= Task to carry out =
Write out each entry again. Keep every word exactly as it is.

^^^^^^^^^^^^^^^^

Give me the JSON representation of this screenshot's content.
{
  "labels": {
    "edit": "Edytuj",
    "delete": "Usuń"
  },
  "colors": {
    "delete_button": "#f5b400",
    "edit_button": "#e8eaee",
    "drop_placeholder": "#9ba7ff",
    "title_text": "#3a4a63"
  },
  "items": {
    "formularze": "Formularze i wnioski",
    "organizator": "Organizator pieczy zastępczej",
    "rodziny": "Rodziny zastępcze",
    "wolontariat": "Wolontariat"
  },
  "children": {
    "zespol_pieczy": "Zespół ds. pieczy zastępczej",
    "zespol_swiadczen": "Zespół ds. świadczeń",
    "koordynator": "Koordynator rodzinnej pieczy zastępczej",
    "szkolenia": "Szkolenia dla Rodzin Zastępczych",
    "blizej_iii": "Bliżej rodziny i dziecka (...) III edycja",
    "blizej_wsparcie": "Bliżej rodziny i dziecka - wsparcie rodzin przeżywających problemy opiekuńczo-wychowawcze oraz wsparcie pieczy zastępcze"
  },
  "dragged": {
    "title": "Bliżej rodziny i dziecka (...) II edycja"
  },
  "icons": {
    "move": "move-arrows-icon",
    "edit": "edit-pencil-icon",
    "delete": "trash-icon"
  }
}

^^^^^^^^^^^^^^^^

= Response to the task =
Give me the JSON representation of this screenshot's content.
{
  "labels": {
    "edit": "Edytuj",
    "delete": "Usuń"
  },
  "colors": {
    "delete_button": "#f5b400",
    "edit_button": "#e8eaee",
    "drop_placeholder": "#9ba7ff",
    "title_text": "#3a4a63"
  },
  "items": {
    "formularze": "Formularze i wnioski",
    "organizator": "Organizator pieczy zastępczej",
    "rodziny": "Rodziny zastępcze",
    "wolontariat": "Wolontariat"
  },
  "children": {
    "zespol_pieczy": "Zespół ds. pieczy zastępczej",
    "zespol_swiadczen": "Zespół ds. świadczeń",
    "koordynator": "Koordynator rodzinnej pieczy zastępczej",
    "szkolenia": "Szkolenia dla Rodzin Zastępczych",
    "blizej_iii": "Bliżej rodziny i dziecka (...) III edycja",
    "blizej_wsparcie": "Bliżej rodziny i dziecka - wsparcie rodzin przeżywających problemy opiekuńczo-wychowawcze oraz wsparcie pieczy zastępcze"
  },
  "dragged": {
    "title": "Bliżej rodziny i dziecka (...) II edycja"
  },
  "icons": {
    "move": "move-arrows-icon",
    "edit": "edit-pencil-icon",
    "delete": "trash-icon"
  }
}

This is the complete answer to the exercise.